Well, you know, when you go into a teaching hospital, you're assigned to a resident. And the first day I met the resident assigned to me, and he was from Italy. He'd gone to medical school at the University of Bologna, and I was such a fancy guy that I would look down on all foreign graduates. And he had a thick accent. He spoke perfect English, but he had a thick accent. It's only a little thinner today. And he's the resident. He's 27 years old, I was 43. And he took my history and he talked to me for about an hour, and I later discovered that… you know, he had to present me to the board, who had already made up their mind that I should have a lobotomy.

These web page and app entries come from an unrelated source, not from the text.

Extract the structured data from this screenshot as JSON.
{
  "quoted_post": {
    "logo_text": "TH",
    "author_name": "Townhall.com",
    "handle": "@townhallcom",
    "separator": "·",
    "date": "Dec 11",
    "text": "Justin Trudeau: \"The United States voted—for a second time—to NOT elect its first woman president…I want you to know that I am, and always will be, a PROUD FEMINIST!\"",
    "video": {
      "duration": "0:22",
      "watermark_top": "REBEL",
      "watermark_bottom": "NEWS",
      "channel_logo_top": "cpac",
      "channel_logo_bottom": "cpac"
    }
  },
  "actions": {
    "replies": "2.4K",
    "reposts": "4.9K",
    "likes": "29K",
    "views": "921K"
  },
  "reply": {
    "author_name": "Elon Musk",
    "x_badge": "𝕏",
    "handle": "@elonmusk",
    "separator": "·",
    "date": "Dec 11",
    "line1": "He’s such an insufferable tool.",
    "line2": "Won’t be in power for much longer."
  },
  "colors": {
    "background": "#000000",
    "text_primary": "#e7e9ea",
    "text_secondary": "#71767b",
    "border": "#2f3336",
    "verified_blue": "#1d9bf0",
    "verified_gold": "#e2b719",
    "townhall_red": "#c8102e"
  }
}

And he said, you know this man's real-world problem is not the obsessional thinking and the fact that he's got crazy ideas about things. He's just severely, severely depressed, and the best treatment for depression is electric shock therapy. And they said, no, no, no, no, he has to have a lobotomy, and Vittorio Ferraro, which was his name, is his name, said, well, this is a terrible mistake and I won't stand by and see it happen. You know, this guy, he's a doctor, he's on the Yale faculty, he's this, he's that. You can't. You just can't make a slice in his brain. And if you do, I'm going to quit. I'm just not going to stay here.

Well, he was a young person, as I put it in this book that I later wrote, very highly thought of in that place. And they said, well, let's humour him. We'll give this guy a series of electroshock treatments. And that did it. I recovered.

Sherwin Nuland (1930-2014) was an American surgeon and author who taught bioethics, the history of medicine, and medicine at the Yale University School of Medicine. He wrote the book How We Die which made The New York Times bestseller list and won the National Book Award. He also wrote about his own painful coming of age as a son of immigrants in Lost in America: A Journey with My Father. He used to write for The New Yorker, The New York Times, Time, and the New York Review of Books.

Listeners: Christopher Sykes

Christopher Sykes is a London-based television producer and director who has made a number of documentary films for BBC TV, Channel 4 and PBS.

Tags: New Haven Hospital, The Institute of Living, Hartford Hospital, Connecticut, Vittorio Ferrero

Duration: 5 minutes, 9 seconds

Date story recorded: January 2011

Date story went live: 13 September 2011